What you are asked to do: Scan the lines below for the string "gadgets" and copy every one that has it.

======

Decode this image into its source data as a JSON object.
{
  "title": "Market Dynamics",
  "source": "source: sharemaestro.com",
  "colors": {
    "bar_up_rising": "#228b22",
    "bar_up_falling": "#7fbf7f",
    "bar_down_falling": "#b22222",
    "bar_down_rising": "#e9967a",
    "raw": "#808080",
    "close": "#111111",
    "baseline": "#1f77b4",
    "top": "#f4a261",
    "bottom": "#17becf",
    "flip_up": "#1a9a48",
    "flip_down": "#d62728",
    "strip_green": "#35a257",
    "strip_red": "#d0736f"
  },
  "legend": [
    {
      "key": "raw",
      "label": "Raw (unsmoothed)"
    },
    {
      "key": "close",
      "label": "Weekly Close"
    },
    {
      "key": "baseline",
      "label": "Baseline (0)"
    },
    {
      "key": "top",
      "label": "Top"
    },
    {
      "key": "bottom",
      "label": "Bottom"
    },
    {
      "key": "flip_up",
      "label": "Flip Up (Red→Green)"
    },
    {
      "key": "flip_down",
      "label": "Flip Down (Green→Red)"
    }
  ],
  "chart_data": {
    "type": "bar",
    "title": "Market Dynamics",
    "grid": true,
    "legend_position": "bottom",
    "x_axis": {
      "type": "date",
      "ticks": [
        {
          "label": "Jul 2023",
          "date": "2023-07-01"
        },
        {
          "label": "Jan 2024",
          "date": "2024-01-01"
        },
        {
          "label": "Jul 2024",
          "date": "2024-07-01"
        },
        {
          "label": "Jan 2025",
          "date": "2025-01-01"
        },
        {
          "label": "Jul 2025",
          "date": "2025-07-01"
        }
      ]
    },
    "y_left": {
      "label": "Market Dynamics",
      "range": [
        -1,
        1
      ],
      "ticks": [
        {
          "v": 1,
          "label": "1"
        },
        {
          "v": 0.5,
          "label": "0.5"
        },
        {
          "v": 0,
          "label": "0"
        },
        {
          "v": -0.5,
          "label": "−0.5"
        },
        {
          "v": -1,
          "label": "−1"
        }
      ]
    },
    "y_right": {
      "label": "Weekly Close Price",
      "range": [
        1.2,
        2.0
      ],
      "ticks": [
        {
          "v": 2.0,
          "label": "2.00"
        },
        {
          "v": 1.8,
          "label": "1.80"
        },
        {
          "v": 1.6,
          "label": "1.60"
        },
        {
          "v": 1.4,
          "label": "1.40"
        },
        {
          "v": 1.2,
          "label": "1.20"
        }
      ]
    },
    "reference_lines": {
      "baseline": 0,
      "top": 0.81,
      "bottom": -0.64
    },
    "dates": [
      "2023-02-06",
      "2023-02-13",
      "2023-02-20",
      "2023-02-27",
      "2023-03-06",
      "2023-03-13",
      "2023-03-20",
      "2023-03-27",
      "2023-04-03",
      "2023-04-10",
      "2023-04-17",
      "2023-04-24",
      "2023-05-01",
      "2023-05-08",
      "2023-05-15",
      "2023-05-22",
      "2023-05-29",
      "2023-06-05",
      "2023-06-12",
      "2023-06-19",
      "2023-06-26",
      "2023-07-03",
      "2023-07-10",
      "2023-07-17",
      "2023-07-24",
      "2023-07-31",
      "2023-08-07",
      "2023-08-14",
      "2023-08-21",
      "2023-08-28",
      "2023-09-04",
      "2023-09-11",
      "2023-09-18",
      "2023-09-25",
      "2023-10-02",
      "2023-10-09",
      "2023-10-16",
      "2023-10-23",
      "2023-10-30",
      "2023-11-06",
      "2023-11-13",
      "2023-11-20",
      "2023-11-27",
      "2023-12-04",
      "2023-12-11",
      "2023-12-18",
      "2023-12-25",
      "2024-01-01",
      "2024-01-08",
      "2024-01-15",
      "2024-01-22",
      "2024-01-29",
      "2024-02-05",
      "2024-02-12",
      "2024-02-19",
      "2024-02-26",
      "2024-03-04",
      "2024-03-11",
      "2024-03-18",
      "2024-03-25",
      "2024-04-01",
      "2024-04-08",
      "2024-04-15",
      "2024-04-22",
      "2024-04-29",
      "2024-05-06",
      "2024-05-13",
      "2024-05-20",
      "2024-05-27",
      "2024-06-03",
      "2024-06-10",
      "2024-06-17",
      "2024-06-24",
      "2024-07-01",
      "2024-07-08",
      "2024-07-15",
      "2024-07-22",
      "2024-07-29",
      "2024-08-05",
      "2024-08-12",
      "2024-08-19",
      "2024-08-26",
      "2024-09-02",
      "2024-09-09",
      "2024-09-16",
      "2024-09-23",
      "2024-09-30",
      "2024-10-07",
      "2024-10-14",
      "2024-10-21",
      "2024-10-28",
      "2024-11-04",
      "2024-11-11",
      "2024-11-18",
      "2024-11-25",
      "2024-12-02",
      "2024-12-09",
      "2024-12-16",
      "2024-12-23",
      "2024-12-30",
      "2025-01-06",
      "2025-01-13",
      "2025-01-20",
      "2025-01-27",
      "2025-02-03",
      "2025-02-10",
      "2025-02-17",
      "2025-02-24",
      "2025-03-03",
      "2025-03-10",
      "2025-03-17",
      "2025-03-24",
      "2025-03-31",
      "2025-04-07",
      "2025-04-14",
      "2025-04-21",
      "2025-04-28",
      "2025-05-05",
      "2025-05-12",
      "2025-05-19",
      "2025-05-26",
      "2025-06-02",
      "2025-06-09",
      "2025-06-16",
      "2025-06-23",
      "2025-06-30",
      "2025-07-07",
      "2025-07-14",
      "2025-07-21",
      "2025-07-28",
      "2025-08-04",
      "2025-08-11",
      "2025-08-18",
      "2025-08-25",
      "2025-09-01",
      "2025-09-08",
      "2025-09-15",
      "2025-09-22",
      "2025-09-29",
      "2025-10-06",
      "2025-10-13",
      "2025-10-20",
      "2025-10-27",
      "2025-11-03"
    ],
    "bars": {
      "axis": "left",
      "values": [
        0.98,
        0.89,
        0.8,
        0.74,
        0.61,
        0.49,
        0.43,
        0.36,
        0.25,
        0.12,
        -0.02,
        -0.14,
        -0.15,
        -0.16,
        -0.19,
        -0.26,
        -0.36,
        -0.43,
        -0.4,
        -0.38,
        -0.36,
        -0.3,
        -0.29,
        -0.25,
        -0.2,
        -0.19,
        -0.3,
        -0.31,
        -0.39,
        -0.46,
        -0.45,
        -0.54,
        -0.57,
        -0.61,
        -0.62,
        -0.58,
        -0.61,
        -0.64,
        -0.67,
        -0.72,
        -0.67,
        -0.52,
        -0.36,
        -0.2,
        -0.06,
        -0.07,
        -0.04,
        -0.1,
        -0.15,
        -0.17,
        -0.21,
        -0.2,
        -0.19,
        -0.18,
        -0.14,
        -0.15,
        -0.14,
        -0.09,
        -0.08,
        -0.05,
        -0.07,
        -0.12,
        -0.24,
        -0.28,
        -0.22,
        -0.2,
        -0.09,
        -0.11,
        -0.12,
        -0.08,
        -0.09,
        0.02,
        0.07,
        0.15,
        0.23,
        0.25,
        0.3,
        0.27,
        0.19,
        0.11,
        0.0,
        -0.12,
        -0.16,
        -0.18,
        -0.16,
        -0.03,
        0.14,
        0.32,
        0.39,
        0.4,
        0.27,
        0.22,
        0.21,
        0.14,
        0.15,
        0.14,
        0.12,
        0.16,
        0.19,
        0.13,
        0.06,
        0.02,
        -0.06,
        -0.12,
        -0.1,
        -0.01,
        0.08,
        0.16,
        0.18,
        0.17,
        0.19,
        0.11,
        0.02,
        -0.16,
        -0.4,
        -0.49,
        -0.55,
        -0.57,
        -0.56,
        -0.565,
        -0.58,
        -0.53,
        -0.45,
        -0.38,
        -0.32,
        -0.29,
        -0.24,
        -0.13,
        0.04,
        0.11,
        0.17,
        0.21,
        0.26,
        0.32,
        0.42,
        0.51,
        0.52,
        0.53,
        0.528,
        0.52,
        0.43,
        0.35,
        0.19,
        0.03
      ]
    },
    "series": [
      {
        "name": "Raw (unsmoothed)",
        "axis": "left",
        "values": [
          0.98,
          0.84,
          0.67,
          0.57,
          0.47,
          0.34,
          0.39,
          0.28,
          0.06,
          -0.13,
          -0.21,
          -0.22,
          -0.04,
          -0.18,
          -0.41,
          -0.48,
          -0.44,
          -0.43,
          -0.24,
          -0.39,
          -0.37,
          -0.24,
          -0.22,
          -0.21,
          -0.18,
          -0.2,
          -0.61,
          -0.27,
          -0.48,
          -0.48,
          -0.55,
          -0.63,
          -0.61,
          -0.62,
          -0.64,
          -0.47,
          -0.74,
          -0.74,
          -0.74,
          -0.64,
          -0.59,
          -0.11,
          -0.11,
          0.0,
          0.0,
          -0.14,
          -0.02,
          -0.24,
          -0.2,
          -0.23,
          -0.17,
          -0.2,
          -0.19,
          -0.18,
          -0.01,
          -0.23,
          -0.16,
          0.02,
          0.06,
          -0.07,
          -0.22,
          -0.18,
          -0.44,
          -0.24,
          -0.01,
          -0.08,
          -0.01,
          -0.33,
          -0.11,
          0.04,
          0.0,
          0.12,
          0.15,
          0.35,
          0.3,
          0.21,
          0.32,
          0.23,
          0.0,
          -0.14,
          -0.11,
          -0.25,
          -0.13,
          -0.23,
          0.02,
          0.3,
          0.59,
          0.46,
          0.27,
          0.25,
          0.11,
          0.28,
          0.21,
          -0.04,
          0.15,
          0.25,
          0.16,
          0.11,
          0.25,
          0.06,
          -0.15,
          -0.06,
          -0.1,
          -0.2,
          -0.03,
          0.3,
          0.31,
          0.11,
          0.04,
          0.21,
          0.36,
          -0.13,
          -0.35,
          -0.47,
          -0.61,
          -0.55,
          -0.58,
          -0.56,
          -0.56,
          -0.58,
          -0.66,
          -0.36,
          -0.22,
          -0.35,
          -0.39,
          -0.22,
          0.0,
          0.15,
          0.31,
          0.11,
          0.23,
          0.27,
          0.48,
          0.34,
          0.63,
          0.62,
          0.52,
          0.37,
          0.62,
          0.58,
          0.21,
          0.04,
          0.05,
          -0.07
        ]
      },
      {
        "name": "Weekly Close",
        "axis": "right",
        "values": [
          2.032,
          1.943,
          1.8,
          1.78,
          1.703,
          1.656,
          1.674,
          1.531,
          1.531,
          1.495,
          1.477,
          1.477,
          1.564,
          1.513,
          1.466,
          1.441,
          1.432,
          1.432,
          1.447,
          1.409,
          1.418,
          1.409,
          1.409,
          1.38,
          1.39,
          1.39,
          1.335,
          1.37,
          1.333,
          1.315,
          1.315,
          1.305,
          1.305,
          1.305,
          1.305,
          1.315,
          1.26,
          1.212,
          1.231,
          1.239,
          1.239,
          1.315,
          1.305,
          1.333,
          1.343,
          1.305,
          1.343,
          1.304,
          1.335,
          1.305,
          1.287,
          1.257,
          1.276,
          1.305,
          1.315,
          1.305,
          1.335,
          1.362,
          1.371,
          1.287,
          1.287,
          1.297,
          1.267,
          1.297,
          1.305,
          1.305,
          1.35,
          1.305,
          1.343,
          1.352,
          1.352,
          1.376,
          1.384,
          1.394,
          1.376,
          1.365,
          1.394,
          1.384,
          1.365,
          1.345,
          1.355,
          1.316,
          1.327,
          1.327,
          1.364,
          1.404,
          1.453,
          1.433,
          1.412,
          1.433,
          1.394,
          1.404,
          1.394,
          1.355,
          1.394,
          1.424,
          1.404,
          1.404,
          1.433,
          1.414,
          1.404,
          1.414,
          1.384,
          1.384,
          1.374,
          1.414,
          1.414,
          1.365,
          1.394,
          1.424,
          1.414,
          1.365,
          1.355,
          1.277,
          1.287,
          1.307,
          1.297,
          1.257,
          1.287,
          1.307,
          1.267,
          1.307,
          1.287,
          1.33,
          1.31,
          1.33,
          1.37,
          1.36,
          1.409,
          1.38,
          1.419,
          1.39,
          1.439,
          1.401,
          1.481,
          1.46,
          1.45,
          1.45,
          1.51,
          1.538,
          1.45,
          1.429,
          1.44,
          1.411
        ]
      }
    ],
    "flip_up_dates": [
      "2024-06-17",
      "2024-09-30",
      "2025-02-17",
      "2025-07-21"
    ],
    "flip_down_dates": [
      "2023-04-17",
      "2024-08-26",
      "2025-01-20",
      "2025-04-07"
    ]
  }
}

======

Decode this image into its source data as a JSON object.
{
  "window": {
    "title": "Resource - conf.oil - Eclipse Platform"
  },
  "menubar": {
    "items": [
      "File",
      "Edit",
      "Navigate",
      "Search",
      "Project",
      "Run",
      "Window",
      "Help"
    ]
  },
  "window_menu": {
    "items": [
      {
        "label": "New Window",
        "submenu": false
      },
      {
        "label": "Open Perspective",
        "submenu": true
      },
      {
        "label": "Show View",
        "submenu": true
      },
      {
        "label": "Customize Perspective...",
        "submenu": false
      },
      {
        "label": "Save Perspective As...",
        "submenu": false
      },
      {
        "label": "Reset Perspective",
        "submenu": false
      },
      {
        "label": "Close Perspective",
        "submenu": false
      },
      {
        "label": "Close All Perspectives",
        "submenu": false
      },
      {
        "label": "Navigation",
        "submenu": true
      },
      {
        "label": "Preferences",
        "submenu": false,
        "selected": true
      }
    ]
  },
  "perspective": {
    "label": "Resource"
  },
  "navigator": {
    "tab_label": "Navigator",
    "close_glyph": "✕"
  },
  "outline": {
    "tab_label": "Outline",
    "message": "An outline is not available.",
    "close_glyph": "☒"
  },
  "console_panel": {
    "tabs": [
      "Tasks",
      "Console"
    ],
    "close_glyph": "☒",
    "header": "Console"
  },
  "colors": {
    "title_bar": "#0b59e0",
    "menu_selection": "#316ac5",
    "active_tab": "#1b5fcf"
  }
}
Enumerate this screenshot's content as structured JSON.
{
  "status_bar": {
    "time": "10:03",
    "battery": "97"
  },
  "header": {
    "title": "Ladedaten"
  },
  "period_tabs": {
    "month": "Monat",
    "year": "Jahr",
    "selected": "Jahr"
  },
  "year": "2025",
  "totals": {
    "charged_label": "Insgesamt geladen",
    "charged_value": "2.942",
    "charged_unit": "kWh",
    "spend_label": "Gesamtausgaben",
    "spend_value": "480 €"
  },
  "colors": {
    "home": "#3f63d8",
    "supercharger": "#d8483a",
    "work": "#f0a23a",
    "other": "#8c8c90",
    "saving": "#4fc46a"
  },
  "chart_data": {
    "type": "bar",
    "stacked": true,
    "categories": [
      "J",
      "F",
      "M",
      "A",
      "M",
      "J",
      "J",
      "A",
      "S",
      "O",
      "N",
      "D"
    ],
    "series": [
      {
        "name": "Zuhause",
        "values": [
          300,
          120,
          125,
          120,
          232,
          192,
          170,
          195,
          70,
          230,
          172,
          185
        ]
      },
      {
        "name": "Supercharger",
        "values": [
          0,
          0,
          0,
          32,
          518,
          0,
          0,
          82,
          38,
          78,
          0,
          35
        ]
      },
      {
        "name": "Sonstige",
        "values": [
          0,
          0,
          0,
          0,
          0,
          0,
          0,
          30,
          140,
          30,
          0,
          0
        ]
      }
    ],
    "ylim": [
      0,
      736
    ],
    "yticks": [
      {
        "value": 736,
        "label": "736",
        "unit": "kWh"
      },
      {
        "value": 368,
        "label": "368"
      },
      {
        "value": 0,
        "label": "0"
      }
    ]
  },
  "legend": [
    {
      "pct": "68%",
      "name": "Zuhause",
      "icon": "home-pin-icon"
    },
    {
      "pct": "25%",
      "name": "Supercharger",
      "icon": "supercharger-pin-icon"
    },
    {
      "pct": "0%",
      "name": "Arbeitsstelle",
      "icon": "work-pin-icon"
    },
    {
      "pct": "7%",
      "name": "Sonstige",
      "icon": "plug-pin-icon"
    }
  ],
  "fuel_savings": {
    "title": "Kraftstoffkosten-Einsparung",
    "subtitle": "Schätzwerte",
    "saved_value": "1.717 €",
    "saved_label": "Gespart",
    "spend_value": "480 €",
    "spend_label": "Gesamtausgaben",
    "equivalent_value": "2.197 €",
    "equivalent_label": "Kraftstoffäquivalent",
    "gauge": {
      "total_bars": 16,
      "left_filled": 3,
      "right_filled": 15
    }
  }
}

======

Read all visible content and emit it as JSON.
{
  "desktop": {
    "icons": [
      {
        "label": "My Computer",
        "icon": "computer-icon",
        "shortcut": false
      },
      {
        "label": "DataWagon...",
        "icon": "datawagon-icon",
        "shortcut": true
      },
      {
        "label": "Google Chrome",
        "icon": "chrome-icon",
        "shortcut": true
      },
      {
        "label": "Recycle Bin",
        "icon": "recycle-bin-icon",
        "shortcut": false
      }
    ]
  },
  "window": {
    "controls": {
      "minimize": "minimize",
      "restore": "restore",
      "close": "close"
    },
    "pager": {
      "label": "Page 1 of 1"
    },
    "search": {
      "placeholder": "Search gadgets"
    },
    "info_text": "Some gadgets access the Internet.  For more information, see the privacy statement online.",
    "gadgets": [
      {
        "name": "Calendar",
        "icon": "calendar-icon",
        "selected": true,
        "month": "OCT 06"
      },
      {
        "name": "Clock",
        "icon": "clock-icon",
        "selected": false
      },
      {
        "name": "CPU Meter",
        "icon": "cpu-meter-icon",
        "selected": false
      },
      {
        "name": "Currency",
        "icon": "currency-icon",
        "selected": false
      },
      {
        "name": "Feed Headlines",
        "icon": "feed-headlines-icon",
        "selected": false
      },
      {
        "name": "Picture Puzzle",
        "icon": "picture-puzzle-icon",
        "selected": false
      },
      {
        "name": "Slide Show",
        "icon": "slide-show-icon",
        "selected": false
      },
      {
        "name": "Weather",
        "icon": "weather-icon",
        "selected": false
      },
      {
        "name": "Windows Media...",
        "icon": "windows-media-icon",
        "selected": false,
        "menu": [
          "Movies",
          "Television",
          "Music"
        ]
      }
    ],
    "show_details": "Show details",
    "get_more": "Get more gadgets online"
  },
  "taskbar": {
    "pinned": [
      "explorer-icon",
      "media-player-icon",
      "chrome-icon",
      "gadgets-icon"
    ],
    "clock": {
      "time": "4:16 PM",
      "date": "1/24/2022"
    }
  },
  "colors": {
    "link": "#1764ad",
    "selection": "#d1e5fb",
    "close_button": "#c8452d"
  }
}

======

Written answer:
      "placeholder": "Search gadgets"
    "info_text": "Some gadgets access the Internet.  For more information, see the privacy statement online.",
    "gadgets": [
    "get_more": "Get more gadgets online"
      "gadgets-icon"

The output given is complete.